Kennedy plans to talk more often with living composers and librettists in a practice that will always include much-loved Baroque-era repertory but seeks to interweave contemporary channels. Printz, who uses they/them pronouns, says it might surprise some people, but they most hope in the near future to perform Salomé. “She’s a powerful theme. I like the role because it’s terrifying to people. She makes love to a severed head after doing a strip tease. It’s an allegory for a girl coming into her first sexual desires, among other themes. It encapsulates how terrified men can be of feminine power. That’s why it’s cool to me. You’d expect me to say pants roles, but I choose to portray women who are powerful and represent more than just women. They represent autonomy, the gruesome nature of man.”
Branham says she has “absolutely” turned down jobs because she knows someone involved with the job is an abuser and is not getting the help they need. “Because we fixate on who is to blame, we’re not creating pathways for harmers and abusers to regain access. What does restorative justice look like in the nonprofit opera world? If a work doesn’t center women, I won’t go or I’ll walk out. I’ll be asking about casting, season selection, who’s behind the table on the production staff? And why is no one who’s BIPOC on the staff when it creates a difference of thought to have diversity? When there are five sides presented, not two, it’s not one or the other, and diversity is achieved.” Branham says she can help predominantly white or cis-male-lead organizations to see where gender bias and white supremacy is happening without their awareness. “Then after awareness, we have to be taught how to act differently. I take an aggressive stance and say because I was born in America and not BIPOC, I must practice antiracism every day. It’s a daily journey.”
Maya Kherani Kherani believes audiences hunger for operas in which roles are portrayed by singers of the right ethnic background. As an Indian American, she brings a lived experience as a child of immigrants and representation as someone who is not white. “Why does representations matter? We all want to be seen, to be validated, to relate to a story, feel kinship, feel relevant because our life is onstage. If you’re a minority represented onstage, your story matters. For the white audience member seeing a minority onstage, you can think the person doesn’t look like you but you relate to the story. It’s the purpose of art: to have different sizes, ages, cultures, races, genders, and other diverse backgrounds onstage.”
Sulker positions opera’s blend of singing, acting, dancing, and high production values as “the perfect art for innovation.” Just because the #MeToo movement had people being jailed, losing their jobs, and being held accountable, Sulker insists, doesn’t mean harassment and abuse are gone. “One situation I can’t get into in detail involves sexual intimidation coming from someone in power who represents themself as understanding these issues. Whenever you put a spotlight on something, if it’s not a complete shift, it won’t disappear. We’re going to have to keep our voices loud and strong. It’s going to take time to make major change.”

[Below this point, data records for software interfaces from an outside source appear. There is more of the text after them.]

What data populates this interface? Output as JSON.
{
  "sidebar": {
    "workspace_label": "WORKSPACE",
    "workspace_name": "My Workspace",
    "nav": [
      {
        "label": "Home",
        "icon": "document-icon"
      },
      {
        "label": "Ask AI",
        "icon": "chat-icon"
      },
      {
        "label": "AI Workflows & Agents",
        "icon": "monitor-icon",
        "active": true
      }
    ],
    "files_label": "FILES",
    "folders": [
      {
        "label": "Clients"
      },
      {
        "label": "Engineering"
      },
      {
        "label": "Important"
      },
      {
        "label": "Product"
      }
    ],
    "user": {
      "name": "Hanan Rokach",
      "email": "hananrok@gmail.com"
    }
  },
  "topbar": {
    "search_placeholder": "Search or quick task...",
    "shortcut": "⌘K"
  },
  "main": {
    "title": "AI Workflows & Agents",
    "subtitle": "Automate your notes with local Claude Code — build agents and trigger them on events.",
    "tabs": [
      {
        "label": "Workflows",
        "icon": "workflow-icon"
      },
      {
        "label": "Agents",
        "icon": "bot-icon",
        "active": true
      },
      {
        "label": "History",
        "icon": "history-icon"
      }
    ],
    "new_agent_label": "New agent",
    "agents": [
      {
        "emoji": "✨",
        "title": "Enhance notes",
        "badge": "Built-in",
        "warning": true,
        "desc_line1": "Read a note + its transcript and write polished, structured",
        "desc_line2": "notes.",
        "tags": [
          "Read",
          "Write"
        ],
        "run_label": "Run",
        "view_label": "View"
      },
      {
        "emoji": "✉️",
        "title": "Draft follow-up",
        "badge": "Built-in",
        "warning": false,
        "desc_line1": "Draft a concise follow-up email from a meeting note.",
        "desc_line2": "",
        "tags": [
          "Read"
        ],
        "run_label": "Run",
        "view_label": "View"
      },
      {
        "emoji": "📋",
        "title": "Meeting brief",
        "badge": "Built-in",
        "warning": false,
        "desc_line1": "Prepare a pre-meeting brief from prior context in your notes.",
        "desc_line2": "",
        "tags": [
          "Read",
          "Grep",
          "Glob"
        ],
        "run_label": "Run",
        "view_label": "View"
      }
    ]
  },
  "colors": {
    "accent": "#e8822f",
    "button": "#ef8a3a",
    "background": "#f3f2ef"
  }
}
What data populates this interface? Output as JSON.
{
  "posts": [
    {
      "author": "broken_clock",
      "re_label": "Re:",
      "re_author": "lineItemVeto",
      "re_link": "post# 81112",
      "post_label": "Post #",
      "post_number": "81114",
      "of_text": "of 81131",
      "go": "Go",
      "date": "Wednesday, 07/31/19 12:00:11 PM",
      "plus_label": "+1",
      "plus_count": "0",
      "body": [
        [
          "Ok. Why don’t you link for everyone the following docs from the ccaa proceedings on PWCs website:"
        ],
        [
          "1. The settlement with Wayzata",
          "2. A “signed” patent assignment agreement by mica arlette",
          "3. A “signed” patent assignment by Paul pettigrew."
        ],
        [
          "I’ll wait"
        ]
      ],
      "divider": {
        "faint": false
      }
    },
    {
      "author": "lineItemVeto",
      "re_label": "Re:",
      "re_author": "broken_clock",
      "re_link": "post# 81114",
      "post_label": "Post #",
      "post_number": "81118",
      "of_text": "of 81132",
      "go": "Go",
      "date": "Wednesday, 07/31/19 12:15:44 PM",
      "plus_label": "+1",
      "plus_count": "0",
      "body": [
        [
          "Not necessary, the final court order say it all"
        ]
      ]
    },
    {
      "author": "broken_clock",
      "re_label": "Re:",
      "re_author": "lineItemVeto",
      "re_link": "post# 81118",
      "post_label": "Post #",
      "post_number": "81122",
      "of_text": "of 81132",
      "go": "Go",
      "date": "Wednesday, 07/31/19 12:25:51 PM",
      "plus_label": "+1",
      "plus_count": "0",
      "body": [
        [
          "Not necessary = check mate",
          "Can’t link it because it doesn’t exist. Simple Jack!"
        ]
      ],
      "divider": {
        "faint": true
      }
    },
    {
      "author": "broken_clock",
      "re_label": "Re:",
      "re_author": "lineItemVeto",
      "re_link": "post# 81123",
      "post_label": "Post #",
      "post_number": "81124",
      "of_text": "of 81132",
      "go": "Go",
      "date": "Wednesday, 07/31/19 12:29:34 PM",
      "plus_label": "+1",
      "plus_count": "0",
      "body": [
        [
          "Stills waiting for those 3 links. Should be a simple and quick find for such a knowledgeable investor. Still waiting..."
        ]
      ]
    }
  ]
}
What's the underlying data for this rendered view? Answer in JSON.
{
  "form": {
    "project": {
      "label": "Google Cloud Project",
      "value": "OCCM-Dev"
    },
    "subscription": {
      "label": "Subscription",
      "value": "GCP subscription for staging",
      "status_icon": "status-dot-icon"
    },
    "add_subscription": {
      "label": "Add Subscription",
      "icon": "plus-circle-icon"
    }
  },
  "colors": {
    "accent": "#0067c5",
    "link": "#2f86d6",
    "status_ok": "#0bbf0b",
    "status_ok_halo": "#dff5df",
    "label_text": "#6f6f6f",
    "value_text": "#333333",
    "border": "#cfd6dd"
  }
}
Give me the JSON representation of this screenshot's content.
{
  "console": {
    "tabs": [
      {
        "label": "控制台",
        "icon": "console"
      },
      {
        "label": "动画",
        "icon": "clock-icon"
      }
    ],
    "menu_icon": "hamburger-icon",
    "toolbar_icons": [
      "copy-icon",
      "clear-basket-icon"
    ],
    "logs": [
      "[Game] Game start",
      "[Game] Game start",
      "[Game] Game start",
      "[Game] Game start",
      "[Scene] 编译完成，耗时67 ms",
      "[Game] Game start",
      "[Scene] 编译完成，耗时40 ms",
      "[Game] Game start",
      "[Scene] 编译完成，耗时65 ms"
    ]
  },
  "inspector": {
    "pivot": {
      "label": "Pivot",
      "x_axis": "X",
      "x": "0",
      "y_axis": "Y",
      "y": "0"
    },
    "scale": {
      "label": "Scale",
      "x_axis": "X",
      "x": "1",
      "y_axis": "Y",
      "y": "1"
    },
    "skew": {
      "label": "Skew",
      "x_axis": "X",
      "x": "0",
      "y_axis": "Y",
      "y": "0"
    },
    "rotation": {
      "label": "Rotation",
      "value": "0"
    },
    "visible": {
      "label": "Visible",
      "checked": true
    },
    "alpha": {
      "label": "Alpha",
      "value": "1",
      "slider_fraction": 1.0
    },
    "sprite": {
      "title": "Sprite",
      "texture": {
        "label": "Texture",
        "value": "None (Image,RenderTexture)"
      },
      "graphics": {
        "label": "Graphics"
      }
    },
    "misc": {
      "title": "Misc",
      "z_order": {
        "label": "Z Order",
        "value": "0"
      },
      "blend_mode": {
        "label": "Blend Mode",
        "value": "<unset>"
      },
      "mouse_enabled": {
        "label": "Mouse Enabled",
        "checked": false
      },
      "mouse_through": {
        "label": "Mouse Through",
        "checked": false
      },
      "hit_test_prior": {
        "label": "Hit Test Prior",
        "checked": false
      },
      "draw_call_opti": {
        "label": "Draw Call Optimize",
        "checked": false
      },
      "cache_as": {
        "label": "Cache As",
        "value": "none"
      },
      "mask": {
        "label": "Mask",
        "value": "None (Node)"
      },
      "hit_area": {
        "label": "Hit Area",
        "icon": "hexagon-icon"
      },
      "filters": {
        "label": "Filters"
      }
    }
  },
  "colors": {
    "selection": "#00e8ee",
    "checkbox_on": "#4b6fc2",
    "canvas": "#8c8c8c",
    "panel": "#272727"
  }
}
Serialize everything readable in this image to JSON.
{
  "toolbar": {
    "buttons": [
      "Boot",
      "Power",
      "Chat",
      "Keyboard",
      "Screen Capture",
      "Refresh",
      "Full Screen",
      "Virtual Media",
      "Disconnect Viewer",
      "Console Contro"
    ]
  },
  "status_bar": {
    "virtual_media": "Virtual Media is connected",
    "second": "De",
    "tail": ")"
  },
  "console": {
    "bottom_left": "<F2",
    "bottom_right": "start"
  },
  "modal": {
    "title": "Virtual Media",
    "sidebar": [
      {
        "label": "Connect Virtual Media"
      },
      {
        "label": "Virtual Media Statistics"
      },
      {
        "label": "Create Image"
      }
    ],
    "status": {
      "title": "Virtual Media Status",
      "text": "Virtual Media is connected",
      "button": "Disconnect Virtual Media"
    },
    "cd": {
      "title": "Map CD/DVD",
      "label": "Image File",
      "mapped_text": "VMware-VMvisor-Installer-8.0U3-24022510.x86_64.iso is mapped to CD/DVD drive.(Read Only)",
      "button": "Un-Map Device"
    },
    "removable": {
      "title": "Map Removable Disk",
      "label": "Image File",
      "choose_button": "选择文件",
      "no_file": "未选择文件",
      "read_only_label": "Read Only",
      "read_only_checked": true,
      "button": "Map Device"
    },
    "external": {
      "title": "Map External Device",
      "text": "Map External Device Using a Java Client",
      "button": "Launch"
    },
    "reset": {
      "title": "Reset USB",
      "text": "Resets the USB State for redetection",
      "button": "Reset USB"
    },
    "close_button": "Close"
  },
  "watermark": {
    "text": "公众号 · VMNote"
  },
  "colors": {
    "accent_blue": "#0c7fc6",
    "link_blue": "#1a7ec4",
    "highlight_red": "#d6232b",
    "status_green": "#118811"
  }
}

These five voices from the world of opera speak with strength, but it is the echo that matters most. Long after the musical story is told in words, one question must continue to be asked: Has anything changed?